Resminostat is designed to modify the DNA structure of tumor cells and trigger their differentiation and apoptosis, 4SC explains. Interim data from the ongoing Phase II Shelter hepatocellular carcinoma study showed that 9 of the first 13 enrolled patients showed disease stabilization after six weeks of treatment. Six of these patients continued to display disease stabilization after 12 weeks of therapy. Shelter is evaluating resminostat either alone or in combination with sorafenib (Nexavar®), as second-line therapy for advanced hepatocellular cancer. Additional ongoing studies include the Phase I/II Shore study evaluating resminostat as second-line treatment of colorectal cancer in Kras-mutant patients, and the Saphire study evaluating the drug as third-line treatment of Hodgkin lymphoma in patients who are refractory or relapse after chemotherapy.
4SC’s lead clinical candidate is vidofludimus, an orally administered small molecule disease modifying antirheumatic candidate in development for autoimmune diseases including rheumatoid arthritis and inflammatory bowel disease. 4SC claims the drug has a dual mechanism of action that inhibits both IL-17 and the dihydroorotate dehydrogenase enzyme.

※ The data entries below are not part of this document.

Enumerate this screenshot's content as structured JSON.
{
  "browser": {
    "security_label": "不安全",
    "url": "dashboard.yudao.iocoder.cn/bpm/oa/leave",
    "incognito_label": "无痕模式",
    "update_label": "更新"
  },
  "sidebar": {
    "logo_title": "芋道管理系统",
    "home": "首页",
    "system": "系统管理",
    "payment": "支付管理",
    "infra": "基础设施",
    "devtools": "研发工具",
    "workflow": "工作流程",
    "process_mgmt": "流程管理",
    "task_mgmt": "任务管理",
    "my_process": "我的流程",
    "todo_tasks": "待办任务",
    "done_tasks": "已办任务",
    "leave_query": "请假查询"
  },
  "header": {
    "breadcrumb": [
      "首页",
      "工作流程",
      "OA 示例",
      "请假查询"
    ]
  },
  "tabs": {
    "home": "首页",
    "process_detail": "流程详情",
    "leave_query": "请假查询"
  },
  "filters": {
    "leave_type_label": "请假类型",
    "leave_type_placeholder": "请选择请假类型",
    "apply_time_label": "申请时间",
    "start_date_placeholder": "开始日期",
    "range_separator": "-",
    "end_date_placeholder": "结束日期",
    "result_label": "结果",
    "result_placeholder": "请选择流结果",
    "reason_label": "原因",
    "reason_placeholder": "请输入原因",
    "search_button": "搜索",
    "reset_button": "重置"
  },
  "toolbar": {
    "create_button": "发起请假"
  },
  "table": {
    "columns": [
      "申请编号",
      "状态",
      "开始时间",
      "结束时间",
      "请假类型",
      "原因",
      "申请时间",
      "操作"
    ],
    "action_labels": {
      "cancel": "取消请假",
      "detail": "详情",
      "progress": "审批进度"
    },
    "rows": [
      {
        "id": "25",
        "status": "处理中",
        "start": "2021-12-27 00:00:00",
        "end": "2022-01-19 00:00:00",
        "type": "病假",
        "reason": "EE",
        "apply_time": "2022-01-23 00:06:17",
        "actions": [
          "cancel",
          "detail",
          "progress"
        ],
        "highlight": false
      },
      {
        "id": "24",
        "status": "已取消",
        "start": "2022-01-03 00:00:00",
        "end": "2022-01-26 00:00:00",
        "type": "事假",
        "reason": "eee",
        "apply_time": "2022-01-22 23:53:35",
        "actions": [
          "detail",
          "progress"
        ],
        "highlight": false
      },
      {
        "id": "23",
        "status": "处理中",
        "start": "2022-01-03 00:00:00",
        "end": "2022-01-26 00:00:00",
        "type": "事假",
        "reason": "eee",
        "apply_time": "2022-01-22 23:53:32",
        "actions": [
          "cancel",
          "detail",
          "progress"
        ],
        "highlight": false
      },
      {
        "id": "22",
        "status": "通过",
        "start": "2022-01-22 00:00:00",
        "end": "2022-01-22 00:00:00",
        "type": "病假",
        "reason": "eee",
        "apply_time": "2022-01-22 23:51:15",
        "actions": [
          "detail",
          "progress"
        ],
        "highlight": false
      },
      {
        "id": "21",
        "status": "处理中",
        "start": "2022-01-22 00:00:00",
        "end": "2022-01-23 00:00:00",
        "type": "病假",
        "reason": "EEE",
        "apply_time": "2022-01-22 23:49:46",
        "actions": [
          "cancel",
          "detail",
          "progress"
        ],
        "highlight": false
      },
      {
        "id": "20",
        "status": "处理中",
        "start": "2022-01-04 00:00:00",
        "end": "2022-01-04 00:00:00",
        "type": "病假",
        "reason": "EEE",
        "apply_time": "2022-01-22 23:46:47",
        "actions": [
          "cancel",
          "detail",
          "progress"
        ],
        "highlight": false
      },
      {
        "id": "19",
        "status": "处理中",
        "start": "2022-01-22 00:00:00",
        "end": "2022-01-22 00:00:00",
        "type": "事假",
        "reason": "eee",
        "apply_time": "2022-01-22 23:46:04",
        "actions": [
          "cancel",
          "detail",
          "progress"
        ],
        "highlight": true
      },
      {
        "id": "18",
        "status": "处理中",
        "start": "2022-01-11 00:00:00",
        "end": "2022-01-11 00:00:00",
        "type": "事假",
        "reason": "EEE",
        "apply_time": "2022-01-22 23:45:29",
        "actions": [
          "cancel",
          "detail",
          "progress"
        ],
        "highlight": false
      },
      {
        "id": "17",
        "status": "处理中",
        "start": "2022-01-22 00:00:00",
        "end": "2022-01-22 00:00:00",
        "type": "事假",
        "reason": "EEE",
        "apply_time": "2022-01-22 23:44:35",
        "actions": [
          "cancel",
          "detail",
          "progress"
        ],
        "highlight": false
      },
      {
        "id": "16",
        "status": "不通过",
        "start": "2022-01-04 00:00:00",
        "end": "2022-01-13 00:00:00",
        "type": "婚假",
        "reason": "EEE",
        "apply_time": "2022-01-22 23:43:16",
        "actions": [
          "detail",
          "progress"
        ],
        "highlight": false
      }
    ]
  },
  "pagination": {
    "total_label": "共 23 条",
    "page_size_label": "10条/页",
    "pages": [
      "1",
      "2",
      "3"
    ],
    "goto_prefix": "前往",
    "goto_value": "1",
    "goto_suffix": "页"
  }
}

Vidofludimus is currently being evaluated in a Phase IIb study in combination with methotrexate against rheumatoid arthritis, and an exploratory Phase IIa study in inflammatory bowel disease. The therapeutic efficacy of vidofludimus is based on a dual mechanism of action that inhibits the cytokine interluken-17 (IL-17) and the dihydroorotate dehydrogenase enzyme (DHODH).
Just yesterday 4SC announced treating the first patient in a Phase I study with the selective histone deacetylase (HDAC) inhibitor 4SC-202, in patients with advanced hematological indications, including acute myeloid leukemia, acute lymphocytic leukemia, chronic lymphocytic leukemia, multiple myeloma, myelodysplastic syndrome, and lymphomas.